*REQUIRED WORK*
Find each line of the entries with the string "resources", please, and copy it.

*STORED DATA*
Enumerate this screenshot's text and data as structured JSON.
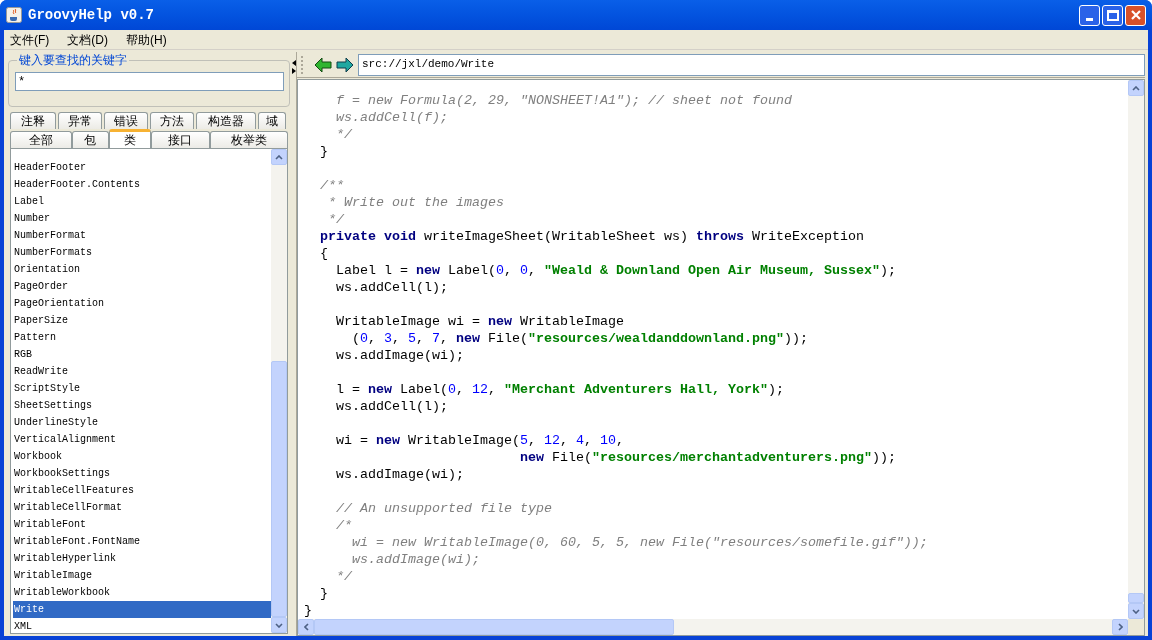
{
  "window": {
    "title": "GroovyHelp v0.7"
  },
  "menu": [
    {
      "label": "文件(F)"
    },
    {
      "label": "文档(D)"
    },
    {
      "label": "帮助(H)"
    }
  ],
  "search": {
    "legend": "键入要查找的关键字",
    "value": "*"
  },
  "tabs_row_1": [
    {
      "label": "注释",
      "selected": false
    },
    {
      "label": "异常",
      "selected": false
    },
    {
      "label": "错误",
      "selected": false
    },
    {
      "label": "方法",
      "selected": false
    },
    {
      "label": "构造器",
      "selected": false
    },
    {
      "label": "域",
      "selected": false
    }
  ],
  "tabs_row_2": [
    {
      "label": "全部",
      "selected": false
    },
    {
      "label": "包",
      "selected": false
    },
    {
      "label": "类",
      "selected": true
    },
    {
      "label": "接口",
      "selected": false
    },
    {
      "label": "枚举类",
      "selected": false
    }
  ],
  "class_list": [
    {
      "label": "HeaderFooter",
      "selected": false
    },
    {
      "label": "HeaderFooter.Contents",
      "selected": false
    },
    {
      "label": "Label",
      "selected": false
    },
    {
      "label": "Number",
      "selected": false
    },
    {
      "label": "NumberFormat",
      "selected": false
    },
    {
      "label": "NumberFormats",
      "selected": false
    },
    {
      "label": "Orientation",
      "selected": false
    },
    {
      "label": "PageOrder",
      "selected": false
    },
    {
      "label": "PageOrientation",
      "selected": false
    },
    {
      "label": "PaperSize",
      "selected": false
    },
    {
      "label": "Pattern",
      "selected": false
    },
    {
      "label": "RGB",
      "selected": false
    },
    {
      "label": "ReadWrite",
      "selected": false
    },
    {
      "label": "ScriptStyle",
      "selected": false
    },
    {
      "label": "SheetSettings",
      "selected": false
    },
    {
      "label": "UnderlineStyle",
      "selected": false
    },
    {
      "label": "VerticalAlignment",
      "selected": false
    },
    {
      "label": "Workbook",
      "selected": false
    },
    {
      "label": "WorkbookSettings",
      "selected": false
    },
    {
      "label": "WritableCellFeatures",
      "selected": false
    },
    {
      "label": "WritableCellFormat",
      "selected": false
    },
    {
      "label": "WritableFont",
      "selected": false
    },
    {
      "label": "WritableFont.FontName",
      "selected": false
    },
    {
      "label": "WritableHyperlink",
      "selected": false
    },
    {
      "label": "WritableImage",
      "selected": false
    },
    {
      "label": "WritableWorkbook",
      "selected": false
    },
    {
      "label": "Write",
      "selected": true
    },
    {
      "label": "XML",
      "selected": false
    }
  ],
  "address": "src://jxl/demo/Write",
  "code_lines": [
    {
      "kind": "code",
      "tokens": [
        {
          "kind": "comment",
          "text": "    f = new Formula(2, 29, \"NONSHEET!A1\"); // sheet not found"
        }
      ]
    },
    {
      "kind": "code",
      "tokens": [
        {
          "kind": "comment",
          "text": "    ws.addCell(f);"
        }
      ]
    },
    {
      "kind": "code",
      "tokens": [
        {
          "kind": "comment",
          "text": "    */"
        }
      ]
    },
    {
      "kind": "code",
      "tokens": [
        {
          "kind": "plain",
          "text": "  }"
        }
      ]
    },
    {
      "kind": "blank"
    },
    {
      "kind": "code",
      "tokens": [
        {
          "kind": "comment",
          "text": "  /**"
        }
      ]
    },
    {
      "kind": "code",
      "tokens": [
        {
          "kind": "comment",
          "text": "   * Write out the images"
        }
      ]
    },
    {
      "kind": "code",
      "tokens": [
        {
          "kind": "comment",
          "text": "   */"
        }
      ]
    },
    {
      "kind": "code",
      "tokens": [
        {
          "kind": "keyword",
          "text": "  private void"
        },
        {
          "kind": "plain",
          "text": " writeImageSheet(WritableSheet ws) "
        },
        {
          "kind": "keyword",
          "text": "throws"
        },
        {
          "kind": "plain",
          "text": " WriteException"
        }
      ]
    },
    {
      "kind": "code",
      "tokens": [
        {
          "kind": "plain",
          "text": "  {"
        }
      ]
    },
    {
      "kind": "code",
      "tokens": [
        {
          "kind": "plain",
          "text": "    Label l = "
        },
        {
          "kind": "keyword",
          "text": "new"
        },
        {
          "kind": "plain",
          "text": " Label("
        },
        {
          "kind": "number",
          "text": "0"
        },
        {
          "kind": "plain",
          "text": ", "
        },
        {
          "kind": "number",
          "text": "0"
        },
        {
          "kind": "plain",
          "text": ", "
        },
        {
          "kind": "string",
          "text": "\"Weald & Downland Open Air Museum, Sussex\""
        },
        {
          "kind": "plain",
          "text": ");"
        }
      ]
    },
    {
      "kind": "code",
      "tokens": [
        {
          "kind": "plain",
          "text": "    ws.addCell(l);"
        }
      ]
    },
    {
      "kind": "blank"
    },
    {
      "kind": "code",
      "tokens": [
        {
          "kind": "plain",
          "text": "    WritableImage wi = "
        },
        {
          "kind": "keyword",
          "text": "new"
        },
        {
          "kind": "plain",
          "text": " WritableImage"
        }
      ]
    },
    {
      "kind": "code",
      "tokens": [
        {
          "kind": "plain",
          "text": "      ("
        },
        {
          "kind": "number",
          "text": "0"
        },
        {
          "kind": "plain",
          "text": ", "
        },
        {
          "kind": "number",
          "text": "3"
        },
        {
          "kind": "plain",
          "text": ", "
        },
        {
          "kind": "number",
          "text": "5"
        },
        {
          "kind": "plain",
          "text": ", "
        },
        {
          "kind": "number",
          "text": "7"
        },
        {
          "kind": "plain",
          "text": ", "
        },
        {
          "kind": "keyword",
          "text": "new"
        },
        {
          "kind": "plain",
          "text": " File("
        },
        {
          "kind": "string",
          "text": "\"resources/wealdanddownland.png\""
        },
        {
          "kind": "plain",
          "text": "));"
        }
      ]
    },
    {
      "kind": "code",
      "tokens": [
        {
          "kind": "plain",
          "text": "    ws.addImage(wi);"
        }
      ]
    },
    {
      "kind": "blank"
    },
    {
      "kind": "code",
      "tokens": [
        {
          "kind": "plain",
          "text": "    l = "
        },
        {
          "kind": "keyword",
          "text": "new"
        },
        {
          "kind": "plain",
          "text": " Label("
        },
        {
          "kind": "number",
          "text": "0"
        },
        {
          "kind": "plain",
          "text": ", "
        },
        {
          "kind": "number",
          "text": "12"
        },
        {
          "kind": "plain",
          "text": ", "
        },
        {
          "kind": "string",
          "text": "\"Merchant Adventurers Hall, York\""
        },
        {
          "kind": "plain",
          "text": ");"
        }
      ]
    },
    {
      "kind": "code",
      "tokens": [
        {
          "kind": "plain",
          "text": "    ws.addCell(l);"
        }
      ]
    },
    {
      "kind": "blank"
    },
    {
      "kind": "code",
      "tokens": [
        {
          "kind": "plain",
          "text": "    wi = "
        },
        {
          "kind": "keyword",
          "text": "new"
        },
        {
          "kind": "plain",
          "text": " WritableImage("
        },
        {
          "kind": "number",
          "text": "5"
        },
        {
          "kind": "plain",
          "text": ", "
        },
        {
          "kind": "number",
          "text": "12"
        },
        {
          "kind": "plain",
          "text": ", "
        },
        {
          "kind": "number",
          "text": "4"
        },
        {
          "kind": "plain",
          "text": ", "
        },
        {
          "kind": "number",
          "text": "10"
        },
        {
          "kind": "plain",
          "text": ","
        }
      ]
    },
    {
      "kind": "code",
      "tokens": [
        {
          "kind": "keyword",
          "text": "                           new"
        },
        {
          "kind": "plain",
          "text": " File("
        },
        {
          "kind": "string",
          "text": "\"resources/merchantadventurers.png\""
        },
        {
          "kind": "plain",
          "text": "));"
        }
      ]
    },
    {
      "kind": "code",
      "tokens": [
        {
          "kind": "plain",
          "text": "    ws.addImage(wi);"
        }
      ]
    },
    {
      "kind": "blank"
    },
    {
      "kind": "code",
      "tokens": [
        {
          "kind": "comment",
          "text": "    // An unsupported file type"
        }
      ]
    },
    {
      "kind": "code",
      "tokens": [
        {
          "kind": "comment",
          "text": "    /*"
        }
      ]
    },
    {
      "kind": "code",
      "tokens": [
        {
          "kind": "comment",
          "text": "      wi = new WritableImage(0, 60, 5, 5, new File(\"resources/somefile.gif\"));"
        }
      ]
    },
    {
      "kind": "code",
      "tokens": [
        {
          "kind": "comment",
          "text": "      ws.addImage(wi);"
        }
      ]
    },
    {
      "kind": "code",
      "tokens": [
        {
          "kind": "comment",
          "text": "    */"
        }
      ]
    },
    {
      "kind": "code",
      "tokens": [
        {
          "kind": "plain",
          "text": "  }"
        }
      ]
    },
    {
      "kind": "code",
      "tokens": [
        {
          "kind": "plain",
          "text": "}"
        }
      ]
    }
  ]
}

*RESULT BELOW*
          "text": "\"resources/wealdanddownland.png\""
          "text": "\"resources/merchantadventurers.png\""
          "text": "      wi = new WritableImage(0, 60, 5, 5, new File(\"resources/somefile.gif\"));"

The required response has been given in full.